HELD: Application dismissed. The Pension Benefits Act provided a right of appeal from the decision of the Tribunal which the applicant failed to pursue and instead applied for judicial review after the appeal period expired. There were no special circumstances in this case which would justify a departure from the general rule that certiorari should not be granted when the party aggrieved had a right of appeal that was not taken advantage of and had expired. The applicant did not provide a foundation for a claim of breach of natural justice or procedural fairness by the Tribunal. The Tribunal had an evidentiary basis for the factual findings that the applicant challenged, including the finding that he knew about the Plan. Based on the evidence before it, the Tribunal reasonably concluded that the applicant knew he was eligible for immediate membership in the Plan prior to the time of the sale of the business and on his acceptance of the offer of employment from DRS in October 1997. The applicant failed to establish that the Tribunal made a reviewable error in the exercise of its discretion.

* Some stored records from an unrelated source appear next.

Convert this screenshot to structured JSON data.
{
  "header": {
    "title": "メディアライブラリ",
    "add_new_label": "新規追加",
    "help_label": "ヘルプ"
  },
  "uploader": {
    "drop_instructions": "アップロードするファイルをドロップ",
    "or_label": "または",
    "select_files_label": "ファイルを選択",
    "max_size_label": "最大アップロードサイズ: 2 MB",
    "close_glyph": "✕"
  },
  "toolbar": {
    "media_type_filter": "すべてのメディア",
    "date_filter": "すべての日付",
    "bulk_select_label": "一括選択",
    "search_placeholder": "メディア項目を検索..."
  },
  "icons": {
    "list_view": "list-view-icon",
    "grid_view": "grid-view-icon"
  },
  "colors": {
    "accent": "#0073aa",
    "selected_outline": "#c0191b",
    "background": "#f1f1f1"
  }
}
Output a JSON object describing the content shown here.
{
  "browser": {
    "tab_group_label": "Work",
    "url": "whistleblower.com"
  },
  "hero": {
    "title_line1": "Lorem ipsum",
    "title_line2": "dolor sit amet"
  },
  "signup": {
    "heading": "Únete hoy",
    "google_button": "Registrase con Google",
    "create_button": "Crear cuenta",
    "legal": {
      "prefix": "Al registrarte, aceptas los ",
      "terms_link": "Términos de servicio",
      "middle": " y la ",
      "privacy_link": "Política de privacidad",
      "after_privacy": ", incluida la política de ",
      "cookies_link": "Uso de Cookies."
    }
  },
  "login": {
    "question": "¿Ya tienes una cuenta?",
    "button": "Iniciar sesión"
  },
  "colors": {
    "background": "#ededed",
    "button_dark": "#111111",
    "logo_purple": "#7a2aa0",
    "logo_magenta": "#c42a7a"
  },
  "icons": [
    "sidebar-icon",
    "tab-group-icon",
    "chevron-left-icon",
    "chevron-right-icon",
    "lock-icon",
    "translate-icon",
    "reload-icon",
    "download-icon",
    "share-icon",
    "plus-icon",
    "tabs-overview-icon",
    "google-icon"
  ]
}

Hiscocks v. Ontario (Financial Services Commission), [2017] O.J. No. 4850, Ontario Superior Court of Justice - Divisional Court, September 15, 2017. Digest No. TLD-October232017004